February 20, 2024 | Posted in: Insights, Investing

I pay some attention to trends in the energy markets because of painful memories of gasoline shortages and surging prices in 1973 and 1979 related to conflicts in the Middle East. So, where does the U.S. stand today? We are the number one consumer of oil using roughly 19.7 million barrels per day which compares with 11.7, 4.5, and 4.0 for China India, and Japan, respectively. We produce just over 20 million barrels, and as depicted below, passed Russia and Saudi Arabia in 2015 becoming the world’s largest producer with 14.7% market share.

Despite producing more than we consume, the U.S. actually imports about 8.3 million barrels per day or 42% of our usage. On the surface, that does not seem to make sense, so what is going on? Because we were dependent on foreign oil for many years, our refineries are geared toward heavy oil whereas oil produced in the U.S. is generally light with low sulfur content. Second, and more important, even after shipping costs, foreign supplies are generally cheaper because it is more expensive to get oil out of the ground here than in many other places.

There is good and bad news here. The good news is that technology has allowed us to increase production by 150% since 2009, and it is comforting to know that we actually have a slight amount of excess production capacity. The bad news is that oil trades in a global market.
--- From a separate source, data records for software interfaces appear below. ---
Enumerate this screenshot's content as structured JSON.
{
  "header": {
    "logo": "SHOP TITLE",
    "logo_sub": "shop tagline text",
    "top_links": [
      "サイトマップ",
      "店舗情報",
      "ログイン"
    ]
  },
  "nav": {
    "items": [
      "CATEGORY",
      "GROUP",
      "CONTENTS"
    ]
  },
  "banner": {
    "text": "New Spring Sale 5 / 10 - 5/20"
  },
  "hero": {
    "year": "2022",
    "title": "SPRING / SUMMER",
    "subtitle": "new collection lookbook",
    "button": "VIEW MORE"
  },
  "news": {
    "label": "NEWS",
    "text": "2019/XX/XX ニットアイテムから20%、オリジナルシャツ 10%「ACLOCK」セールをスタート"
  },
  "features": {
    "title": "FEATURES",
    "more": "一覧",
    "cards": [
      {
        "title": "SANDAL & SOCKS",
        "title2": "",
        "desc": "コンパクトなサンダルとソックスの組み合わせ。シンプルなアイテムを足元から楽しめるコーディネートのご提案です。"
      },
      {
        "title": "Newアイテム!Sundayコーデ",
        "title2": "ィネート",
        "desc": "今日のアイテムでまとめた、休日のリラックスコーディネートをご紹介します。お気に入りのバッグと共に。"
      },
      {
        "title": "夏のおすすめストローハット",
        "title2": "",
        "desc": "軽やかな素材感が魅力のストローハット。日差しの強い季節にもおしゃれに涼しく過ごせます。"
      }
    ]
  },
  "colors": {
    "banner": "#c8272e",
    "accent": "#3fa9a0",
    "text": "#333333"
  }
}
Given that we import such large amounts, we are still susceptible to price shocks as was the case in February of 2022 when Russia’s invasion of Ukraine led to a 25% price surge.